The Torah is teaching us that our desires are things that we can and need to control
Here is the question: How much pleasure did you derive from eating that sandwich? There is no question that you had a powerful urge, a very real desire; but how much enjoyment did you receive from that activity? The answer is not much. It certainly relieved your hunger, and in that sense brought a release from pain; but it would be hard to imagine that for the rest of your life you would be reminiscing back to the sensation of the bitter, spoiled peanut butter and the dry, cracked bread as it scratched your throat when you swallowed it.
This is a good example of the distinction between pleasure and lust. You ate that sandwich with great desire – a lot of passion – but you didn’t derive much pleasure from that activity. Lust is the pull to engage in a given activity. Pleasure is the amount of enjoyment you receive from it. As unusual as it may sound, most people fail to make a distinction between pleasures and passions.
Hashem Wants Us to Be Happy
This seems to be the answer to the Rashi. While it is true that life is a battle, and exerting self-control is the primary vehicle of growth, Hashem created us to be happy. If you bring new desires into your world, desires that you can’t possibly fulfill, you are destined to be miserable. You will be constantly wanting, constantly hungry. Your life will become the opposite of a pleasurable existence.
The Torah is teaching us that our desires are things that we can and need to control. If you have the capacity to meet the desire to eat meat, there is nothing wrong with allowing those desires to surface. Hashem created many pleasures for man to enjoy, and you should use those pleasures to better serve Him. But if you don’t have the means to fulfill those hungers and you allow them to be present, then you will be living a very uncomfortable existence, constantly hungering for something that can’t be met.
When Hashem grants you abundance and you can afford luxuries, then you will desire meat – but not before. The Torah is educating us into a higher form of living. When you enjoy the pleasures and control your desires, then you use this world for its intended purpose, thereby living bi’shleimus – complete, not lacking.
Consumerism: A National Culture of Competitive Acquisitions
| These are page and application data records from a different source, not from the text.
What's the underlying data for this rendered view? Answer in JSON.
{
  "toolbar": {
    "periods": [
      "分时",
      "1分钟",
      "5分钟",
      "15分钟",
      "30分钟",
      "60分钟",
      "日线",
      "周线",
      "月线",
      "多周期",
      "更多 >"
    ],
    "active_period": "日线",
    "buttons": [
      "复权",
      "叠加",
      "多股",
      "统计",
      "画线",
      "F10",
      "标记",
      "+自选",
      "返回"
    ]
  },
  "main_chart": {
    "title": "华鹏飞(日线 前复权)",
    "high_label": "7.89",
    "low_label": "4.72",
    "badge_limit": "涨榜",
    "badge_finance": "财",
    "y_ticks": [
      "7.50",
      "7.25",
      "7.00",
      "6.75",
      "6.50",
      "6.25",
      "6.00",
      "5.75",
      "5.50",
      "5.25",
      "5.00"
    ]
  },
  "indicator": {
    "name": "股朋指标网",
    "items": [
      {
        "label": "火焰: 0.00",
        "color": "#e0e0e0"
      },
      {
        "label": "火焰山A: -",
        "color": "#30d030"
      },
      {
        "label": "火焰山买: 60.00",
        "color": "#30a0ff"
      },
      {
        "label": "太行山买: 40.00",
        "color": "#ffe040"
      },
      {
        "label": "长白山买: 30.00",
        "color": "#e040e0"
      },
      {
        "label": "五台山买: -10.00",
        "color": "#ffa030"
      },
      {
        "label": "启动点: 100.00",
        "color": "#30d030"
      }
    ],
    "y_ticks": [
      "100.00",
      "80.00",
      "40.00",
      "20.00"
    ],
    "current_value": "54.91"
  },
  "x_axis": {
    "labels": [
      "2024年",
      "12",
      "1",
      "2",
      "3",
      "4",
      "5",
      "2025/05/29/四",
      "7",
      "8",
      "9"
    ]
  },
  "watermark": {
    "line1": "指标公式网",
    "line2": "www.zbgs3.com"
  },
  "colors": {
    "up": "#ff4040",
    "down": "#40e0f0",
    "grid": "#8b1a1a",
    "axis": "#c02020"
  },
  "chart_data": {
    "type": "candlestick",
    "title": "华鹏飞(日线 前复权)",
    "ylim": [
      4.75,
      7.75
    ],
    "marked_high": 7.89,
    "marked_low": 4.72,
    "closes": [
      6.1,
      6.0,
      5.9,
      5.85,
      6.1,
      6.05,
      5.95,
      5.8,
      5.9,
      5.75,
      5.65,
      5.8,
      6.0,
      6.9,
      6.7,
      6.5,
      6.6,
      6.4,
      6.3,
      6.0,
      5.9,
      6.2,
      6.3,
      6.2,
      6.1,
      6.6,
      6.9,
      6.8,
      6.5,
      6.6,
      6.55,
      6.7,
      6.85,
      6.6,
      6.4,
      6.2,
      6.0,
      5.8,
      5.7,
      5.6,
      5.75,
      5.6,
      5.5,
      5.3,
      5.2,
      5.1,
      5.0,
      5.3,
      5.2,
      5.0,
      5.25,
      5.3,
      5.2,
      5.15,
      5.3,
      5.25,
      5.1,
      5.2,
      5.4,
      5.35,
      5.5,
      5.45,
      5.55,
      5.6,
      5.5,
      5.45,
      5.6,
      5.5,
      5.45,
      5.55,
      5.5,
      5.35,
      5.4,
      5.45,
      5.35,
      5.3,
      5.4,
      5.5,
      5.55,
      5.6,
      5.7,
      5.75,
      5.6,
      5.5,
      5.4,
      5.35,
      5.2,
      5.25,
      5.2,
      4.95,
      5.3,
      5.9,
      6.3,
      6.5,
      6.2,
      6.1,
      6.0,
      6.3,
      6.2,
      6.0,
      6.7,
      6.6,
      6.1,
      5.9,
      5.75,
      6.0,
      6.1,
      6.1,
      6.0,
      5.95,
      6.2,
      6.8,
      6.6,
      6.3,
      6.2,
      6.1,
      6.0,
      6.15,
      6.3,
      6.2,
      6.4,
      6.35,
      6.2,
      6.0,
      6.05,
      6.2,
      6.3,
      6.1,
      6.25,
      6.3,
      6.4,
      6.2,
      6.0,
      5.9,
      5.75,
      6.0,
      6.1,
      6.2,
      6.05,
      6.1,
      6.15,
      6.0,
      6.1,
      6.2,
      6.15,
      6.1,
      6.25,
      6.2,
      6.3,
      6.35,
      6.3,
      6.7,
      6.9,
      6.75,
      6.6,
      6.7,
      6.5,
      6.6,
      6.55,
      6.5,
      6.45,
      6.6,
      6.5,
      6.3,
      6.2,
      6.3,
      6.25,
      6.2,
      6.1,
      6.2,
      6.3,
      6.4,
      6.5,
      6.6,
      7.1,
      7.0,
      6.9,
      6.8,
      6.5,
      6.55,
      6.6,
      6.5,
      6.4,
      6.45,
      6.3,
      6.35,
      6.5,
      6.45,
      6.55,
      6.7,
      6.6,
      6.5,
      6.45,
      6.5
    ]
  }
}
This concept is very applicable, as we are the Chosen Nation – expected to be above the rest of the nations. Unfortunately, that sense of living at a higher standard can become perverted into materialism, where the expectation is that for people like “us,” nothing less than the best will do. And so our weddings, our wardrobes, our homes, and our cars have to be the best. The way our children dress and the types of toys that they expect are nothing short of top-notch. And we find ourselves with an ever-increasing cost of living. When barely surviving in our communities means that we are expected to earn three to four times the national median household income, something is wrong with our lifestyle.
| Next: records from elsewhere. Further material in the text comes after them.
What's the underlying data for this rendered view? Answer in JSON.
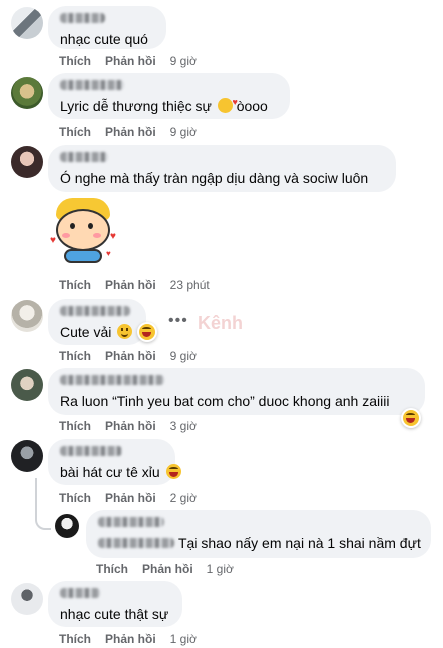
{
  "actions": {
    "like": "Thích",
    "reply": "Phản hồi"
  },
  "comments": [
    {
      "text": "nhạc cute quó",
      "time": "9 giờ"
    },
    {
      "text": "Lyric dễ thương thiệc sự",
      "suffix": "òooo",
      "time": "9 giờ"
    },
    {
      "text": "Ó nghe mà thấy tràn ngập dịu dàng và sociw luôn",
      "time": "23 phút"
    },
    {
      "text": "Cute vải",
      "time": "9 giờ"
    },
    {
      "text": "Ra luon “Tinh yeu bat com cho” duoc khong anh zaiiii",
      "time": "3 giờ"
    },
    {
      "text": "bài hát cư tê xỉu",
      "time": "2 giờ"
    },
    {
      "text": "Tại shao nấy em nại nà 1 shai nầm đựt",
      "time": "1 giờ"
    },
    {
      "text": "nhạc cute thật sự",
      "time": "1 giờ"
    }
  ],
  "more_label": "•••",
  "watermark": "Kênh"
}
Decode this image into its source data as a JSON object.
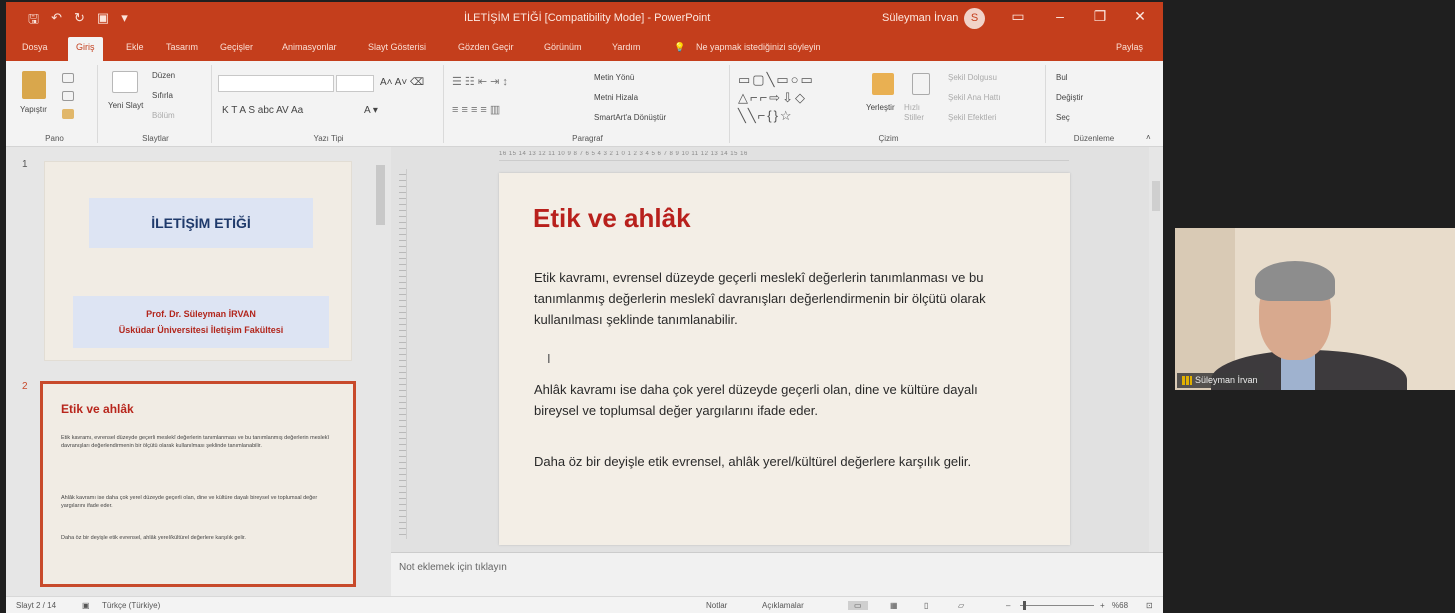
{
  "titlebar": {
    "document_title": "İLETİŞİM ETİĞİ [Compatibility Mode] - PowerPoint",
    "user_name": "Süleyman İrvan",
    "avatar_initial": "S"
  },
  "tabs": [
    {
      "label": "Dosya",
      "active": false
    },
    {
      "label": "Giriş",
      "active": true
    },
    {
      "label": "Ekle",
      "active": false
    },
    {
      "label": "Tasarım",
      "active": false
    },
    {
      "label": "Geçişler",
      "active": false
    },
    {
      "label": "Animasyonlar",
      "active": false
    },
    {
      "label": "Slayt Gösterisi",
      "active": false
    },
    {
      "label": "Gözden Geçir",
      "active": false
    },
    {
      "label": "Görünüm",
      "active": false
    },
    {
      "label": "Yardım",
      "active": false
    },
    {
      "label": "Ne yapmak istediğinizi söyleyin",
      "active": false
    }
  ],
  "share_label": "Paylaş",
  "ribbon": {
    "paste": "Yapıştır",
    "new_slide": "Yeni Slayt",
    "layout": "Düzen",
    "reset": "Sıfırla",
    "section": "Bölüm",
    "text_direction": "Metin Yönü",
    "align_text": "Metni Hizala",
    "smartart": "SmartArt'a Dönüştür",
    "arrange": "Yerleştir",
    "quick_styles": "Hızlı Stiller",
    "shape_fill": "Şekil Dolgusu",
    "shape_outline": "Şekil Ana Hattı",
    "shape_effects": "Şekil Efektleri",
    "find": "Bul",
    "replace": "Değiştir",
    "select": "Seç",
    "format_buttons": "K  T  A  S  abc  AV  Aa",
    "group_labels": {
      "clipboard": "Pano",
      "slides": "Slaytlar",
      "font": "Yazı Tipi",
      "paragraph": "Paragraf",
      "drawing": "Çizim",
      "editing": "Düzenleme"
    }
  },
  "thumbnails": [
    {
      "number": "1",
      "title": "İLETİŞİM ETİĞİ",
      "author_line1": "Prof. Dr. Süleyman İRVAN",
      "author_line2": "Üsküdar Üniversitesi İletişim Fakültesi"
    },
    {
      "number": "2",
      "title": "Etik ve ahlâk",
      "para1": "Etik kavramı, evrensel düzeyde geçerli meslekî değerlerin tanımlanması ve bu tanımlanmış değerlerin meslekî davranışları değerlendirmenin bir ölçütü olarak kullanılması şeklinde tanımlanabilir.",
      "para2": "Ahlâk kavramı ise daha çok yerel düzeyde geçerli olan, dine ve kültüre dayalı bireysel ve toplumsal değer yargılarını ifade eder.",
      "para3": "Daha öz bir deyişle etik evrensel, ahlâk yerel/kültürel değerlere karşılık gelir."
    }
  ],
  "slide": {
    "title": "Etik ve ahlâk",
    "para1": "Etik kavramı, evrensel düzeyde geçerli meslekî değerlerin tanımlanması ve bu tanımlanmış değerlerin meslekî davranışları değerlendirmenin bir ölçütü olarak kullanılması şeklinde tanımlanabilir.",
    "cursor_glyph": "I",
    "para2": "Ahlâk kavramı ise daha çok yerel düzeyde geçerli olan, dine ve kültüre dayalı bireysel ve toplumsal değer yargılarını ifade eder.",
    "para3": "Daha öz bir deyişle etik evrensel, ahlâk yerel/kültürel değerlere karşılık gelir."
  },
  "ruler_text": "16 15 14 13 12 11 10 9 8 7 6 5 4 3 2 1 0 1 2 3 4 5 6 7 8 9 10 11 12 13 14 15 16",
  "notes_placeholder": "Not eklemek için tıklayın",
  "statusbar": {
    "slide_counter": "Slayt 2 / 14",
    "language": "Türkçe (Türkiye)",
    "notes": "Notlar",
    "comments": "Açıklamalar",
    "zoom": "%68"
  },
  "webcam": {
    "participant_name": "Süleyman İrvan"
  }
}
We live in times of mass prosperity, where the average person is rich; but to enjoy that great brachah, we must maintain control. Everything in this world was created for man’s use – but it must be used properly, in balance, in the right time, and in the right measure. When man does that, he enjoys his short stay on this planet and accomplishes his purpose in Creation.
Born and bred in Kew Gardens Hills, R’ Ben Tzion Shafier joined the Choftez Chaim Yeshiva after high school. Shortly thereafter he got married and moved with his new family to Rochester, where he remained in for 12 years. R’ Shafier then moved to Monsey, NY, where he was a Rebbe in the new Chofetz Chaim branch there for three years. Upon the Rosh Yeshiva’s request, he stopped teaching to devote his time to running Tiferes Bnei Torah. R” Shafier, a happily married father of six children, currently resides in Monsey.